|US6023682 *||21 Oct 1997||8 Feb 2000||At&T Corporation||Method and apparatus for credit card purchase authorization utilizing a comparison of a purchase token with test information|
|US6208978 *||18 Sep 1997||27 Mar 2001||Walker Digital, Llc||System and method for issuing security deposit guarantees based on credit card accounts|
|US6219694||29 May 1998||17 Abr 2001||Research In Motion Limited||System and method for pushing information from a host system to a mobile data communication device having a shared electronic address|
|US6418305 *||6 Abr 1998||9 Jul 2002||Simon Neustein||Paging system|
|US6505046 *||19 Nov 1998||7 Ene 2003||Nortel Networks Limited||Method and apparatus for distributing location-based messages in a wireless communication network|
|Patente citante||Fecha de presentación||Fecha de publicación||Solicitante||Título|
|US6986460 *||25 Jun 2004||17 Ene 2006||Bellsouth Intellectual Property Corporation||Credit card validation for an interactive wireless network|
|US7146159 *||23 Dic 2003||5 Dic 2006||Sprint Communications Company L.P.||Over-the-air card provisioning system and method|
|US8060449||5 Ene 2009||15 Nov 2011||Sprint Communications Company L.P.||Partially delegated over-the-air provisioning of a secure element|
|US8083140||5 Feb 2008||27 Dic 2011||Sprint Communications Company L.P.||System and method of over-the-air provisioning|
|US8167200||9 Jul 2009||1 May 2012||Kenichi Uchikura||Authorization verification system|
|US8250662||10 Oct 2011||21 Ago 2012||Sprint Communications Company L.P.||Partially delegated over-the-air provisioning of a secure element|
|US8700729||21 Ene 2005||15 Abr 2014||Robin Dua||Method and apparatus for managing credentials through a wireless network|
|US8706588||20 Oct 2008||22 Abr 2014||Sprint Communications Company L.P.||System and method of provisioning confidential information via a mobile device|
|US8768845||16 Feb 2009||1 Jul 2014||Sprint Communications Company L.P.||Electronic wallet removal from mobile electronic devices|
|US20040232226 *||25 Jun 2004||25 Nov 2004||Jordan Royce D.||Credit card validation for an interactive wireless network|

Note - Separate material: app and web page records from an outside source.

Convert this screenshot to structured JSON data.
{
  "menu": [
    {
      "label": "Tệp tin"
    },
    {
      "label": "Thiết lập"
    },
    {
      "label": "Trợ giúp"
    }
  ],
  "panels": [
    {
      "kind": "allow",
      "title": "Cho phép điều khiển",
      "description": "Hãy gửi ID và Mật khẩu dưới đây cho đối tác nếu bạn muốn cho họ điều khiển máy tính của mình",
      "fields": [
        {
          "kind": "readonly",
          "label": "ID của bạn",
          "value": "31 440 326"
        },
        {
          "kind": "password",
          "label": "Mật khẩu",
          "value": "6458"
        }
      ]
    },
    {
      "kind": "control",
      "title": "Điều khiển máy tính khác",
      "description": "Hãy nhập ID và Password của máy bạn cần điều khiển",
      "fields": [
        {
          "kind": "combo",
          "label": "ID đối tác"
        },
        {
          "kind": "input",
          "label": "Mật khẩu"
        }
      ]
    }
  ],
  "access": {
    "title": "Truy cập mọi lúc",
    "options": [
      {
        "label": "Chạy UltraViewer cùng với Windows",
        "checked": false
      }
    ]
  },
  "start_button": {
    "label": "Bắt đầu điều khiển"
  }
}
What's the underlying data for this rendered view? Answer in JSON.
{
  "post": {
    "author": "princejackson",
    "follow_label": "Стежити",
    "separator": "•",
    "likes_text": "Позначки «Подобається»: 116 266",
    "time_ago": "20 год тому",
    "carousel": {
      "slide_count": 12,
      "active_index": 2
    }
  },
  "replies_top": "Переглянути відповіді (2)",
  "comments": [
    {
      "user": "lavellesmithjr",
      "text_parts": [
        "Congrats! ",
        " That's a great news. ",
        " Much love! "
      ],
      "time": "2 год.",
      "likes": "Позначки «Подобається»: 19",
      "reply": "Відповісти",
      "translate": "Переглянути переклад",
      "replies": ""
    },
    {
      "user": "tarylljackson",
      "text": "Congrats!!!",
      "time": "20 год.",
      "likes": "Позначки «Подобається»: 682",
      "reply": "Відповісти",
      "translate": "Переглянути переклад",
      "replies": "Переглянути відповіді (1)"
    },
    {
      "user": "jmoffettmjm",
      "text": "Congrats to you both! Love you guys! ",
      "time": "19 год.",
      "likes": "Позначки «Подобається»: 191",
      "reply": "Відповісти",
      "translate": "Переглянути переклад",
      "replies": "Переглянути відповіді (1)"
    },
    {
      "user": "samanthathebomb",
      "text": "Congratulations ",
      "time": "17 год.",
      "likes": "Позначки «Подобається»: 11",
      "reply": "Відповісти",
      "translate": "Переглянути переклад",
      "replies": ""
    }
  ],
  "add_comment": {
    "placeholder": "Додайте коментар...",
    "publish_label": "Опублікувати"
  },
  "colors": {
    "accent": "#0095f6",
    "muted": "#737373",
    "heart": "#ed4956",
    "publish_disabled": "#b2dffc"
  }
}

|USRE43351||29 Jun 2006||8 May 2012||Dono Tech Services Llc||Credit card validation for an interactive wireless network|
|Clasificación de EE.UU.||235/380, 455/406, 705/39|
|Clasificación cooperativa||G06Q20/04, G06Q20/10, G06Q20/3221, G06Q20/24, G06Q20/4016, G06Q20/32, G06Q20/425|
|Clasificación europea||G06Q20/04, G06Q20/32, G06Q20/24, G06Q20/425, G06Q20/10, G06Q20/3221, G06Q20/4016|
|19 Mar 2002||AS||Assignment|
|2 May 2006||AS||Assignment|
Owner name: DONO TECH SERVICES LLC, NEVADA
Free format text: ASSIGNMENT OF ASSIGNORS INTEREST;ASSIGNOR:BELLSOUTH INTELLECTUAL PROPERTY CORPORATION;REEL/FRAME:017555/0648
Effective date: 20051027
|8 May 2007||RF||Reissue application filed|
Effective date: 20060629
|14 Sep 2007||FPAY||Fee payment|
Year of fee payment: 4
|23 Sep 2011||FPAY||Fee payment|
Year of fee payment: 8
|14 May 2013||RF||Reissue application filed|
Effective date: 20120320